Assigning responsibility for the delays is also problematic. BIW is not solely responsible for the Zumwalt's propulsion and combat systems, that's on the Navy and its prime systems contractor, Raytheon. All bear significant responsibility for the delays.

Other factors complicate the situation at Bath. On the labor side, the yard's collective bargaining agreement expires next May — clearly a lot of the rancor this spring and early summer was with that deadline in mind. The situation has calmed for the moment. Union officials, quick to talk to media this spring, did not respond to numerous phone messages and emails, and it seems both sides are trying to negotiate behind closed doors.

Tensions remain, however, and the atmosphere inside the yard reportedly remains apprehensive.

Looming over these developments is a hull swap agreement that was part of a 2002 decision to reassign LPD 17-class ships from Bath to Ingalls.

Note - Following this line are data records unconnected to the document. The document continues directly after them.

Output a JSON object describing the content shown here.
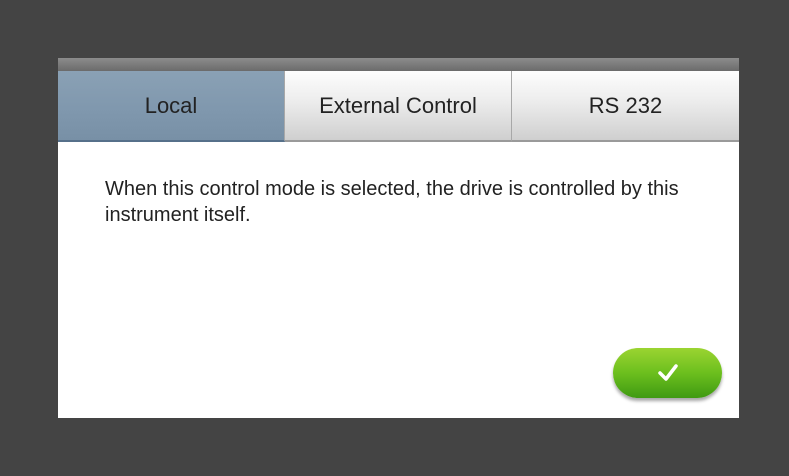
{
  "tabs": [
    {
      "label": "Local",
      "active": true
    },
    {
      "label": "External Control",
      "active": false
    },
    {
      "label": "RS 232",
      "active": false
    }
  ],
  "description": "When this control mode is selected, the drive is controlled by this instrument itself.",
  "confirm_button": {
    "icon": "check-icon"
  },
  "colors": {
    "background": "#444444",
    "active_tab": "#7f97ad",
    "confirm_green": "#6cbf1e"
  }
}
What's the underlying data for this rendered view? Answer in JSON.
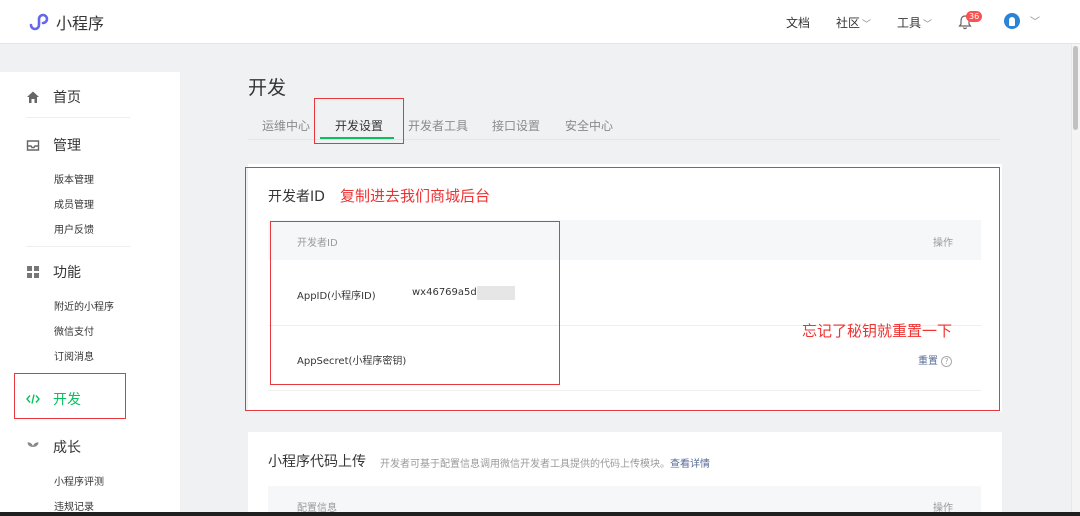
{
  "app": {
    "title": "小程序"
  },
  "topnav": {
    "docs": "文档",
    "community": "社区",
    "tools": "工具",
    "notification_count": "36"
  },
  "sidebar": {
    "home": "首页",
    "manage": {
      "label": "管理",
      "items": [
        "版本管理",
        "成员管理",
        "用户反馈"
      ]
    },
    "features": {
      "label": "功能",
      "items": [
        "附近的小程序",
        "微信支付",
        "订阅消息"
      ]
    },
    "develop": "开发",
    "growth": {
      "label": "成长",
      "items": [
        "小程序评测",
        "违规记录"
      ]
    }
  },
  "main": {
    "title": "开发",
    "tabs": [
      "运维中心",
      "开发设置",
      "开发者工具",
      "接口设置",
      "安全中心"
    ],
    "active_tab": "开发设置",
    "developer_id_card": {
      "title": "开发者ID",
      "table_headers": {
        "left": "开发者ID",
        "right": "操作"
      },
      "rows": [
        {
          "label": "AppID(小程序ID)",
          "value": "wx46769a5dc"
        },
        {
          "label": "AppSecret(小程序密钥)",
          "action": "重置"
        }
      ]
    },
    "upload_card": {
      "title": "小程序代码上传",
      "description": "开发者可基于配置信息调用微信开发者工具提供的代码上传模块。",
      "details_link": "查看详情",
      "table_headers": {
        "left": "配置信息",
        "right": "操作"
      }
    }
  },
  "annotations": {
    "copy_note": "复制进去我们商城后台",
    "reset_note": "忘记了秘钥就重置一下"
  },
  "colors": {
    "accent_green": "#07c160",
    "annotation_red": "#e8383d",
    "link_blue": "#576b95",
    "logo_purple": "#6467f0"
  }
}
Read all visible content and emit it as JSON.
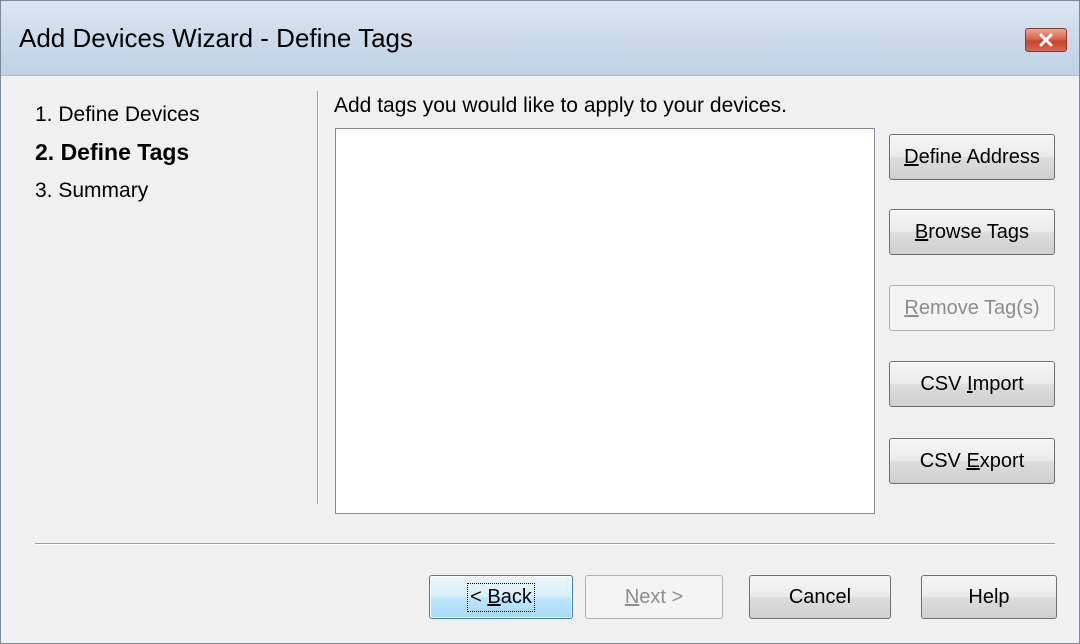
{
  "window": {
    "title": "Add Devices Wizard - Define Tags"
  },
  "steps": [
    {
      "label": "1. Define Devices",
      "active": false
    },
    {
      "label": "2. Define Tags",
      "active": true
    },
    {
      "label": "3. Summary",
      "active": false
    }
  ],
  "main": {
    "instruction": "Add tags you would like to apply to your devices.",
    "tag_items": []
  },
  "side_buttons": {
    "define_address": {
      "pre": "",
      "mnemonic": "D",
      "post": "efine Address",
      "enabled": true
    },
    "browse_tags": {
      "pre": "",
      "mnemonic": "B",
      "post": "rowse Tags",
      "enabled": true
    },
    "remove_tags": {
      "pre": "",
      "mnemonic": "R",
      "post": "emove Tag(s)",
      "enabled": false
    },
    "csv_import": {
      "pre": "CSV ",
      "mnemonic": "I",
      "post": "mport",
      "enabled": true
    },
    "csv_export": {
      "pre": "CSV ",
      "mnemonic": "E",
      "post": "xport",
      "enabled": true
    }
  },
  "footer": {
    "back": {
      "pre": "< ",
      "mnemonic": "B",
      "post": "ack",
      "enabled": true
    },
    "next": {
      "pre": "",
      "mnemonic": "N",
      "post": "ext >",
      "enabled": false
    },
    "cancel": {
      "label": "Cancel"
    },
    "help": {
      "label": "Help"
    }
  },
  "colors": {
    "title_bar": "#cddbeb",
    "close_button": "#c7432a",
    "window_background": "#f0f0f0"
  }
}
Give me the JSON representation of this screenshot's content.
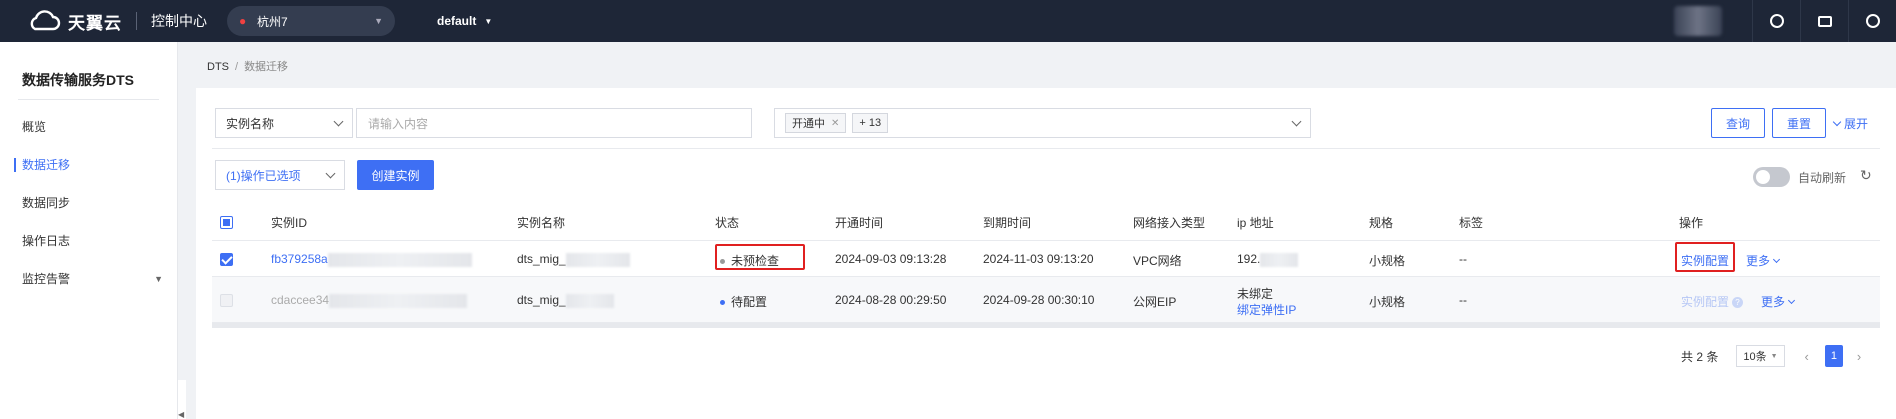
{
  "topbar": {
    "brand": "天翼云",
    "console": "控制中心",
    "region": "杭州7",
    "project": "default"
  },
  "sidebar": {
    "title": "数据传输服务DTS",
    "items": [
      {
        "label": "概览"
      },
      {
        "label": "数据迁移"
      },
      {
        "label": "数据同步"
      },
      {
        "label": "操作日志"
      },
      {
        "label": "监控告警"
      }
    ]
  },
  "breadcrumb": {
    "root": "DTS",
    "sep": "/",
    "current": "数据迁移"
  },
  "filters": {
    "field_select": "实例名称",
    "search_placeholder": "请输入内容",
    "status_tag": "开通中",
    "status_more": "+ 13",
    "query_btn": "查询",
    "reset_btn": "重置",
    "expand_link": "展开"
  },
  "toolbar": {
    "batch_select": "(1)操作已选项",
    "create_btn": "创建实例",
    "auto_refresh": "自动刷新"
  },
  "table": {
    "headers": [
      "实例ID",
      "实例名称",
      "状态",
      "开通时间",
      "到期时间",
      "网络接入类型",
      "ip 地址",
      "规格",
      "标签",
      "操作"
    ],
    "rows": [
      {
        "id": "fb379258a",
        "name": "dts_mig_",
        "status": "未预检查",
        "open_time": "2024-09-03 09:13:28",
        "expire_time": "2024-11-03 09:13:20",
        "network": "VPC网络",
        "ip": "192.",
        "spec": "小规格",
        "tag": "--",
        "action": "实例配置",
        "more": "更多"
      },
      {
        "id": "cdaccee34",
        "name": "dts_mig_",
        "status": "待配置",
        "open_time": "2024-08-28 00:29:50",
        "expire_time": "2024-09-28 00:30:10",
        "network": "公网EIP",
        "ip_line1": "未绑定",
        "ip_line2": "绑定弹性IP",
        "spec": "小规格",
        "tag": "--",
        "action": "实例配置",
        "more": "更多"
      }
    ]
  },
  "pagination": {
    "total": "共 2 条",
    "page_size": "10条",
    "current": "1"
  },
  "colors": {
    "accent": "#3e6ff4",
    "topbar": "#1e2637",
    "highlight": "#e02020"
  }
}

Should a 12th LPD be built, Bath would receive an extra destroyer or equivalent workload as compensation.

Now that Congress has funded the ship, the clause is being invoked, but it remains unclear how the agreement will be adjudicated. For now, the Navy is withholding judgment, perhaps to see if Bath can handle the ships it already has, much less take on more.

And next year, the US Coast Guard will choose a lead shipbuilder for the 25-ship Offshore Patrol Cutter program, (OPC), the largest new government surface ship program now planned. Bath is one of three finalists in the competition, while Ingalls has already failed the cut. Federal acquisition law forbids outside factors from being considered in a contract award, but Bath’s inability to manage its current workload could still be a factor.

The situation at Bath has yet to publicly affect GD's earning statements, noted Byron Callan, a defense market analyst at Capital Alpha Partners in Washington, but it is cause for concern.

"Has it shown up yet in their finances?" Callan said. "I would say no it hasn't, but I think that's a question people should ask." The company could be covering losses with reserves, he said, "but you can run through reserves in a hurry.

"GD is kind of riding a wave here of good stable performance, but it will be interesting to see how they manage this if indeed it causes some turbulence."